If you're unsure about corning your own beef, just buy a corned beef brisket the day after St. Patty's when they go on sale. You can also leave your brisket in the fridge for 5 days instead of on the counter for 2 days.

Don't have a wheat grinder, no problem. Buy organic sprouted wheat flour, or the best organic whole wheat flour you can find and make sure to soak the wheat overnight to capture the natural yeasts in the environment and let them feast on the sugars in the wheat.

If you have another recipe to share with us for your St. Patrick's Day Feast, please let us know in the comments below. We're not picky, as long as it's made from scratch, from Irish ancestors, or just plain green, we'd love to learn a few new dishes.
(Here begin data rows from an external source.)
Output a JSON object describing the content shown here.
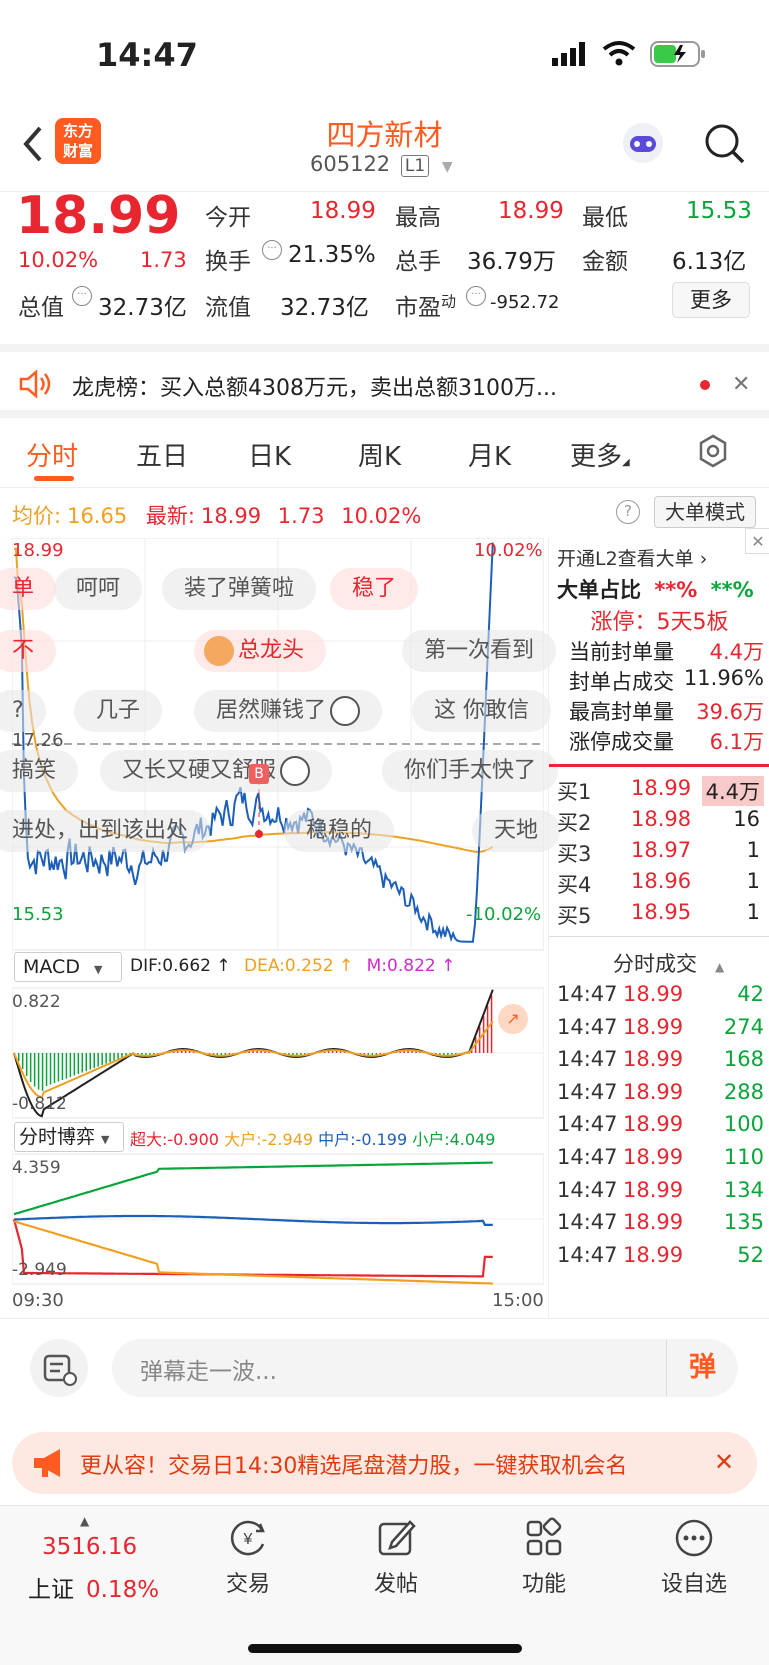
{
  "status": {
    "time": "14:47"
  },
  "header": {
    "logo_line1": "东方",
    "logo_line2": "财富",
    "title": "四方新材",
    "code": "605122",
    "level": "L1"
  },
  "quote": {
    "price": "18.99",
    "pct": "10.02%",
    "chg": "1.73",
    "open_label": "今开",
    "open": "18.99",
    "high_label": "最高",
    "high": "18.99",
    "low_label": "最低",
    "low": "15.53",
    "turnover_label": "换手",
    "turnover": "21.35%",
    "volume_label": "总手",
    "volume": "36.79万",
    "amount_label": "金额",
    "amount": "6.13亿",
    "mktcap_label": "总值",
    "mktcap": "32.73亿",
    "float_label": "流值",
    "float": "32.73亿",
    "pe_label": "市盈",
    "pe_sup": "动",
    "pe": "-952.72",
    "more": "更多"
  },
  "news": {
    "text": "龙虎榜：买入总额4308万元，卖出总额3100万..."
  },
  "tabs": [
    "分时",
    "五日",
    "日K",
    "周K",
    "月K",
    "更多"
  ],
  "chart": {
    "avg_label": "均价:",
    "avg": "16.65",
    "latest_label": "最新:",
    "latest": "18.99",
    "chg": "1.73",
    "pct": "10.02%",
    "mode": "大单模式",
    "top_left": "18.99",
    "top_right": "10.02%",
    "bottom_left": "15.53",
    "bottom_right": "-10.02%",
    "mid": "17.26",
    "macd_label": "MACD",
    "dif": "DIF:0.662 ↑",
    "dea": "DEA:0.252 ↑",
    "m": "M:0.822 ↑",
    "macd_top": "0.822",
    "macd_bot": "-0.812",
    "game_label": "分时博弈",
    "super": "超大:-0.900",
    "big": "大户:-2.949",
    "mid_h": "中户:-0.199",
    "small": "小户:4.049",
    "game_top": "4.359",
    "game_bot": "-2.949",
    "t_start": "09:30",
    "t_end": "15:00",
    "marker": "B"
  },
  "danmu": [
    "单",
    "呵呵",
    "装了弹簧啦",
    "稳了",
    "不",
    "总龙头",
    "第一次看到",
    "?",
    "几子",
    "居然赚钱了",
    "这 你敢信",
    "搞笑",
    "又长又硬又舒服",
    "你们手太快了",
    "进处，出到该出处",
    "稳稳的",
    "天地"
  ],
  "right": {
    "l2": "开通L2查看大单 ›",
    "big_ratio": "大单占比",
    "bs1": "**%",
    "bs2": "**%",
    "limit": "涨停：5天5板",
    "seal_label": "当前封单量",
    "seal": "4.4万",
    "ratio_label": "封单占成交",
    "ratio": "11.96%",
    "maxseal_label": "最高封单量",
    "maxseal": "39.6万",
    "limvol_label": "涨停成交量",
    "limvol": "6.1万",
    "book": [
      {
        "l": "买1",
        "p": "18.99",
        "v": "4.4万"
      },
      {
        "l": "买2",
        "p": "18.98",
        "v": "16"
      },
      {
        "l": "买3",
        "p": "18.97",
        "v": "1"
      },
      {
        "l": "买4",
        "p": "18.96",
        "v": "1"
      },
      {
        "l": "买5",
        "p": "18.95",
        "v": "1"
      }
    ],
    "ticks_title": "分时成交",
    "ticks": [
      {
        "t": "14:47",
        "p": "18.99",
        "v": "42"
      },
      {
        "t": "14:47",
        "p": "18.99",
        "v": "274"
      },
      {
        "t": "14:47",
        "p": "18.99",
        "v": "168"
      },
      {
        "t": "14:47",
        "p": "18.99",
        "v": "288"
      },
      {
        "t": "14:47",
        "p": "18.99",
        "v": "100"
      },
      {
        "t": "14:47",
        "p": "18.99",
        "v": "110"
      },
      {
        "t": "14:47",
        "p": "18.99",
        "v": "134"
      },
      {
        "t": "14:47",
        "p": "18.99",
        "v": "135"
      },
      {
        "t": "14:47",
        "p": "18.99",
        "v": "52"
      }
    ]
  },
  "input": {
    "placeholder": "弹幕走一波...",
    "send": "弹"
  },
  "banner": {
    "text": "更从容！交易日14:30精选尾盘潜力股，一键获取机会名"
  },
  "bottom": {
    "index_value": "3516.16",
    "index_name": "上证",
    "index_pct": "0.18%",
    "nav": [
      "交易",
      "发帖",
      "功能",
      "设自选"
    ]
  },
  "colors": {
    "up": "#e8262f",
    "down": "#0aa53a",
    "price_line": "#1c5fb8",
    "avg_line": "#f0a020",
    "accent": "#ff6a00"
  }
}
Corned Beef and Cabbage

Corned Beef and Cabbage

Free Talk at the Freyja Clinic on March 26th

Free Talk at the Freyja Clinic on March 26th